May 22 – Heave Ho! My Lads, Heave Ho! (official song of the Merchant Marine)

May 22 is National Maritime Day. The United States is a Maritime power. Today, the American Navy, while much smaller than during the Cold War, is by far the largest and most powerful in the world. As a result, the United States can project power almost anywhere in the world. By contrast, the economics of running a merchant fleet have meant that other countries far outstrip the United States in terms of the size of the merchant marine fleet of commercial ships. Leading the world are Indonesia and Panama, with more than double the U.S.s 3,611 ships. The United States is in fifth place, behind Japan and China. One benefit of being an island nation, is that the United States has never been seriously threatened with a military invasion.

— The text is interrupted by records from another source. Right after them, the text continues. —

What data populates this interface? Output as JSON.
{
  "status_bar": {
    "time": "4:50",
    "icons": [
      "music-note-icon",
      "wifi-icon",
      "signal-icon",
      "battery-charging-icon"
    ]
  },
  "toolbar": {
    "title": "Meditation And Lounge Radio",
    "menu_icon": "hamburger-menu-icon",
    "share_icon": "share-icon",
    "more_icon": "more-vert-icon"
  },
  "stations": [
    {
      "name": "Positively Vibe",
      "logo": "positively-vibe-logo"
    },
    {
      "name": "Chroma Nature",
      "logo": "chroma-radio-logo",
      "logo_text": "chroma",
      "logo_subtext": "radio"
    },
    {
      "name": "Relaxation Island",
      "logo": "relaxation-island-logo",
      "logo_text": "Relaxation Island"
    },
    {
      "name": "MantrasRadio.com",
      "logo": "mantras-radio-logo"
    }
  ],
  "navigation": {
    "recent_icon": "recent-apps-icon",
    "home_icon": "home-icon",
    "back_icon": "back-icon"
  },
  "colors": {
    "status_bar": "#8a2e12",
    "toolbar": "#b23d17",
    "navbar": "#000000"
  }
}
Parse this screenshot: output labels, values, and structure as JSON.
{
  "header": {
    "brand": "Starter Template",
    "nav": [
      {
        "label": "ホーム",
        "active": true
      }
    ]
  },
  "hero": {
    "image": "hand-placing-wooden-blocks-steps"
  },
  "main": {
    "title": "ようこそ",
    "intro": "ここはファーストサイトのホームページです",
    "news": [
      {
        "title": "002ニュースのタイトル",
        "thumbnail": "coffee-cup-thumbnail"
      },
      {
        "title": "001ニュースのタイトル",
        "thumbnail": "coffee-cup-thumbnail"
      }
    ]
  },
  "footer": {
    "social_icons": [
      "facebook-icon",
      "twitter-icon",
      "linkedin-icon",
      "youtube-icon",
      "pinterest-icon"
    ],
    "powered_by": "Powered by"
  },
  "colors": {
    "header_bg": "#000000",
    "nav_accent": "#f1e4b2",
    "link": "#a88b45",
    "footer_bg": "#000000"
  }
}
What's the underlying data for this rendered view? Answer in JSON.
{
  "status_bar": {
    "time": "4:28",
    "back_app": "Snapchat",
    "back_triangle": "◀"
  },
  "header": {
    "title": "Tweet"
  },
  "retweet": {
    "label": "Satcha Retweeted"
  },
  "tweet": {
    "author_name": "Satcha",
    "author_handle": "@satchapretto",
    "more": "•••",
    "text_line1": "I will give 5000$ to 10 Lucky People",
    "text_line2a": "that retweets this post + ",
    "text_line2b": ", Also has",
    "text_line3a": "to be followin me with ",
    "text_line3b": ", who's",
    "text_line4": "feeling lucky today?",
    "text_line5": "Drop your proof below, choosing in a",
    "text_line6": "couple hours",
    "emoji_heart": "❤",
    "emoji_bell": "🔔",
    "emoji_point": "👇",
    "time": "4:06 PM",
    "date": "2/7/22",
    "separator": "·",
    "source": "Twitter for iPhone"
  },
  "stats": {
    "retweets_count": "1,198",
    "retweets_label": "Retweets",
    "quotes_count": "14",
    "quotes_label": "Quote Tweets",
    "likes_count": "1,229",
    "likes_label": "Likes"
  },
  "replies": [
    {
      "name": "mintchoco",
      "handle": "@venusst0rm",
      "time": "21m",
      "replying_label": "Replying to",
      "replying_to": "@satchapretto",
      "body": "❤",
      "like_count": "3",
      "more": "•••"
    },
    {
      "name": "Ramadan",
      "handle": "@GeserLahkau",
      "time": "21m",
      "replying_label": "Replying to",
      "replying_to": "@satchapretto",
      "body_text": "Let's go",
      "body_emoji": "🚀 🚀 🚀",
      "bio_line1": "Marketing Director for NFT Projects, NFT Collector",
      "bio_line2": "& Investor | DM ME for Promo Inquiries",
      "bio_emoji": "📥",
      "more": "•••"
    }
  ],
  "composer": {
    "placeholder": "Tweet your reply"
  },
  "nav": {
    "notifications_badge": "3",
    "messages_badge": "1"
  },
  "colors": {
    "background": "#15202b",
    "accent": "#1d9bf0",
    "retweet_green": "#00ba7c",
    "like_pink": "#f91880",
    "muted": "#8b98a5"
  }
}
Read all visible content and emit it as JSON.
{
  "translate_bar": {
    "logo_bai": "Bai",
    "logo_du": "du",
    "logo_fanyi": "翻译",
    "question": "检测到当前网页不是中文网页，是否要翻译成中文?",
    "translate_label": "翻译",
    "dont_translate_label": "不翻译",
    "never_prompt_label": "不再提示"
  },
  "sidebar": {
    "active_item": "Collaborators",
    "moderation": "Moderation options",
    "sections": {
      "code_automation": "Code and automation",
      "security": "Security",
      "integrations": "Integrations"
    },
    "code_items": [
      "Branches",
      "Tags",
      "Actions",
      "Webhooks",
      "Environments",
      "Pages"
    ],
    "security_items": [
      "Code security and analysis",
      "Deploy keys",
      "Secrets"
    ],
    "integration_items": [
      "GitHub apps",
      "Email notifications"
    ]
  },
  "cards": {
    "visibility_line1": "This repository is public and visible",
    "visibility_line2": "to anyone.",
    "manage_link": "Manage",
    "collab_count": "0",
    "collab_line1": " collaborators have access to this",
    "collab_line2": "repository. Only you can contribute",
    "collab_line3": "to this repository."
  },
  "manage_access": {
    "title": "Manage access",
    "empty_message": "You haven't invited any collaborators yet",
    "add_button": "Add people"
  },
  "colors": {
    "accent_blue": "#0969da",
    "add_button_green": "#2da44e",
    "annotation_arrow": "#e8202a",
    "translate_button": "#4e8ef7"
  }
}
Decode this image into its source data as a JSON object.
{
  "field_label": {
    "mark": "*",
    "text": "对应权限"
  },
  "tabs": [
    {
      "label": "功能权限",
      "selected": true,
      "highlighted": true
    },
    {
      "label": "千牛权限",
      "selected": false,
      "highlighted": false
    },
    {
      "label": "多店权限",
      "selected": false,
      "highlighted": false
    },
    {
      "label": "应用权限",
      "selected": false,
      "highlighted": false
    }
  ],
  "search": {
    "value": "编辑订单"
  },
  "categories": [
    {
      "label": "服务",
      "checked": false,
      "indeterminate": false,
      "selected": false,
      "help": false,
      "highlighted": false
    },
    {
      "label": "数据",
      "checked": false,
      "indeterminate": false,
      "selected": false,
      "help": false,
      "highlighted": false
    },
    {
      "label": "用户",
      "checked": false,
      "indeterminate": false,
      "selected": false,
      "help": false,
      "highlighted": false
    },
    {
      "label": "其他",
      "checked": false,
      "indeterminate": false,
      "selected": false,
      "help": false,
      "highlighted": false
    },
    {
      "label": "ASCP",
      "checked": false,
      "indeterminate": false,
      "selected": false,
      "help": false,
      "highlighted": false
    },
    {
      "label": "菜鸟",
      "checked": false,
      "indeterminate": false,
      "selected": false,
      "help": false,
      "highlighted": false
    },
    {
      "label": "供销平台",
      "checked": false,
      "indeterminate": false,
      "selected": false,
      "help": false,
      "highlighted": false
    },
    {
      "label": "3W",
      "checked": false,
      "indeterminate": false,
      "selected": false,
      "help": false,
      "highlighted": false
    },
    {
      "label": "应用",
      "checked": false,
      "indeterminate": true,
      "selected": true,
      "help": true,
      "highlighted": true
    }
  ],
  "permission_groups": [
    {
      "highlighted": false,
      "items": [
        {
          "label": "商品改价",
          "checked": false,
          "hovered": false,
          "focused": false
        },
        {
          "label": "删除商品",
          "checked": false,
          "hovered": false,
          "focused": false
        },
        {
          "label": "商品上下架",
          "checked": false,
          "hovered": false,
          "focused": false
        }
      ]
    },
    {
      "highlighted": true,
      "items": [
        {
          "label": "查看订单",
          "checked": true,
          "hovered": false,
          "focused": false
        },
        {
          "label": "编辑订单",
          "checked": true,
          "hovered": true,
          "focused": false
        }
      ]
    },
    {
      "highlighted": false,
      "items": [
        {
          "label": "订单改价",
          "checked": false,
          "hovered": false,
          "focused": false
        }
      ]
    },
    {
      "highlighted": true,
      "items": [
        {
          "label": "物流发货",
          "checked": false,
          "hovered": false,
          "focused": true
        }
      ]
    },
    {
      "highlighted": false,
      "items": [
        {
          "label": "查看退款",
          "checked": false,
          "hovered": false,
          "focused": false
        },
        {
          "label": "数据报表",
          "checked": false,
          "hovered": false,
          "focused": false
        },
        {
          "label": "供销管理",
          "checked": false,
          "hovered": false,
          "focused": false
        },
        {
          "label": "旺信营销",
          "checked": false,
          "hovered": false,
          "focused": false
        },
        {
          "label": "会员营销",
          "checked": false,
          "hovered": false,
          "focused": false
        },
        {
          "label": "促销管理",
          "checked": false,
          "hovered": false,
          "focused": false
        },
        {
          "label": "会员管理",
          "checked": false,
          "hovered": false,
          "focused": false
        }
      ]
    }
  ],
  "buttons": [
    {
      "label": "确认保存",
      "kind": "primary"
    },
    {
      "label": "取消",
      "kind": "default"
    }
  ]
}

During the COVID-19 Pandemic many nations began scaling back military operations; not the United States Navy. The U.S. Navy continued to run missions to ensure freedom of navigation and show its presence. This has not been without risk. On March 27, 2020 the USS Theadore Roosevelt docked in Guam with concerns of a mass spread of the coronavirus on board. Orders were given to stay on board where testing would take place. Captain Brett Cozier pleaded for permission to allow people to deboard the ship as proper procedures could not be followed to stop the spread of the virus. His pleads were ignored, and one of his letters was released and published in the San Fransisco Chronicle. Subsequently, Cozier was released of command due to raising “alarm bells unnecessarily.” At the time of his removal, 114 of 4,865 crew members had tested positive for COVID-19, later a confirmed 660 cases. As he disembarked he was applauded as a hero.

The US Navy has had an important effect on the character of the American people, as well as the policies the country can follow. Traveling by sea  and even the Great Lakes  brings with it significant risk, even today. On Nov. 24, 1975, the Edmond Fitzgerald, an iron ore ship traveling across Lake Superior, sank, killing all the crew.

Questions:

  1. There was a time when running off to sea was a frequent teenage dream of those chaffing under the parental yoke. The life of the sailor was thought of as romantic, and full of adventure. Does that dream still persist? Do you imagine sailing the high seas? (or even working an Alaskan crab boat like in World’s Deadliest Catch? If so, what is attractive to you about it? If not, then do you have a substitute freedom dream?
  2. In the song about the Edmund Fitzgerald, do you get the sense that the world of sailors and their families formed a kind of community? If so, why? Is that kind of community attractive to you?
  3. Do you believe Captain Cozier made the right call? Are there times when orders given by authority and chains of command need to be broken?
Image Citation:

15, May 2018, The Wreck of Edmund Fitzgerald . Retrieved from <google.com>.